How Can I Use Conversion Funnel Analysis To Understand My Customers Better?
I use conversion funnel analysis in a different way than most. As the owner of a digital marketing agency, I am often asked, “how many people search for X?” and using google analytics and search data along with funnel analysis, I can help business owners understand the different interest levels across their business’s products or services. And more importantly, I can help guide them in how much they should be spending in Google Adwords for different segments of their funnel.
First, I break your conversion funnel into 3 distinct area: Top of the funnel (brand awareness), Middle of the funnel (the interested ones, but looking for guidance), Bottom of the funnel (the ready to buy group).
Targeting the Top of the funnel, brand awareness, we can find keywords that are more categorical in nature – people may be searching for a solution to their problem but they have no clue what the answer will be. A good example of this may be a business that sells athletic shoes in Portland, OR and a person searches in Google for “running shoes”. The search does not contain any qualifiers with regard to the location of a store, the price of the shoes, the brand, or functionality features. At this point in the funnel, we may target these keywords for SEO, but likely they are going to be a keyword that we want to target with Google Adwords – but not spend too much on Cost Per Acquisition (CPA).
The Middle of the funnel is filled with people that “sort of” know what they are looking for but need some direction. This is a sweet spot. If someone searches for “Portland Running Shoes Store,” we now know the category of business, the type of product that they are looking for, and the location. As a marketer, this is a qualified visitor for a Portland Running Store that sells shoes, and I may be willing to spend more on a CPA perspective. This also may be a keyword that I identify is critically important for us to “own” in Search Engine Optimization and we are willing to spend money each month to achieve good rankings within Google.
The Bottom of the funnel is gold – if someone were to search for “Altra Zero Drop Running Shoes Portland, OR” – we know the searcher is looking for a specific shoe with a quality that is unique, and they want to find it where my local store is located. In Google Adwords, my Cost Per Click is going to likely be higher, perhaps $5-$8 per click because if I introduce this visitor to my store location and they come in and spend $180 on shoes + accessories, I will make a healthy margin.
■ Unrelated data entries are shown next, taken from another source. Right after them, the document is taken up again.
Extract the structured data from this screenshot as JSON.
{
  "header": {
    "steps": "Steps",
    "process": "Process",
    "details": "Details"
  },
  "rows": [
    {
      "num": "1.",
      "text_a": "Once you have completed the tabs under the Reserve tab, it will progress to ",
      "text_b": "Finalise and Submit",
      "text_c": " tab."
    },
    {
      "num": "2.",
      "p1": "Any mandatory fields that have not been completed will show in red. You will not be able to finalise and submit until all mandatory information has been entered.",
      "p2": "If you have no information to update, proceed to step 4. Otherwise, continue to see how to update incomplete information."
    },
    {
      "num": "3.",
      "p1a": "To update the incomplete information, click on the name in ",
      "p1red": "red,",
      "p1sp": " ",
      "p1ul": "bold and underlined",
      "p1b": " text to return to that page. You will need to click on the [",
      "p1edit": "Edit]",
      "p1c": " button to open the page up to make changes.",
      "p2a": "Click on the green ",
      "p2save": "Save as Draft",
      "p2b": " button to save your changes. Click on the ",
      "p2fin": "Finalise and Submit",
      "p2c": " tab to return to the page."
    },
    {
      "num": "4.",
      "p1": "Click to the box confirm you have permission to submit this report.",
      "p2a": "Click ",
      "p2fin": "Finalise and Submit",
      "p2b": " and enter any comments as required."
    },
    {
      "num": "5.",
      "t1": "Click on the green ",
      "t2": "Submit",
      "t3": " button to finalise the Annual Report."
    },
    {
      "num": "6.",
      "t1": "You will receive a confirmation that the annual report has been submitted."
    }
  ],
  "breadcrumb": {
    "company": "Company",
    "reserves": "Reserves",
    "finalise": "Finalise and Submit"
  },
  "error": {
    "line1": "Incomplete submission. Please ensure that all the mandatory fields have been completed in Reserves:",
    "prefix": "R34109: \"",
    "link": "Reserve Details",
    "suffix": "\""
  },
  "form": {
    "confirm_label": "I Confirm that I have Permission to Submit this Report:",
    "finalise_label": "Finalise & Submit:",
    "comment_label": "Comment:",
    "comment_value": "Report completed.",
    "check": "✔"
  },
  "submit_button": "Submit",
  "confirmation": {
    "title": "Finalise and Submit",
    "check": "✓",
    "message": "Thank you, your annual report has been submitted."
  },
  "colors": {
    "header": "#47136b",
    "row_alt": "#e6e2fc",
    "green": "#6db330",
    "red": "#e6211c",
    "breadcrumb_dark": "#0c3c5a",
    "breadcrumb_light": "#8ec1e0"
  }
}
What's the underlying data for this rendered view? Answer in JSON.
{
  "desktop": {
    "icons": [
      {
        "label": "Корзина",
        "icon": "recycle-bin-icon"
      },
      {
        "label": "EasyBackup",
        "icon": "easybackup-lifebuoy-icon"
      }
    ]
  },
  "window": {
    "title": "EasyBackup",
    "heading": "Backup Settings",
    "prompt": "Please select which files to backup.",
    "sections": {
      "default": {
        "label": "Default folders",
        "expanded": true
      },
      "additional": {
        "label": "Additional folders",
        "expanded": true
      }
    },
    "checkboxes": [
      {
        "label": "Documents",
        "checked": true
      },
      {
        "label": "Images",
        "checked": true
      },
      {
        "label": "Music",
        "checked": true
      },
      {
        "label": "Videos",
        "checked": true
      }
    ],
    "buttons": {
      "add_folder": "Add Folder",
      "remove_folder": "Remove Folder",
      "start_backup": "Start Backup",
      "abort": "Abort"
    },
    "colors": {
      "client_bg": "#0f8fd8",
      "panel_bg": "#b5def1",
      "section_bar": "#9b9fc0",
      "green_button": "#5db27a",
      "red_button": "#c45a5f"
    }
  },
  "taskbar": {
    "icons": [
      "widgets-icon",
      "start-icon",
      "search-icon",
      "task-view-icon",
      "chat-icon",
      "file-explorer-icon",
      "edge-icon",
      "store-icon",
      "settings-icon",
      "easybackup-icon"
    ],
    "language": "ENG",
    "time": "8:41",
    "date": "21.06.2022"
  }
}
The key to knowing what your Cost Per Acquisition or Cost Per Click should be for certain keywords in Adwords is driven by understanding where those keywords are in the funnel.
Learn more about how we can use conversion funnel optimization strategies for your business.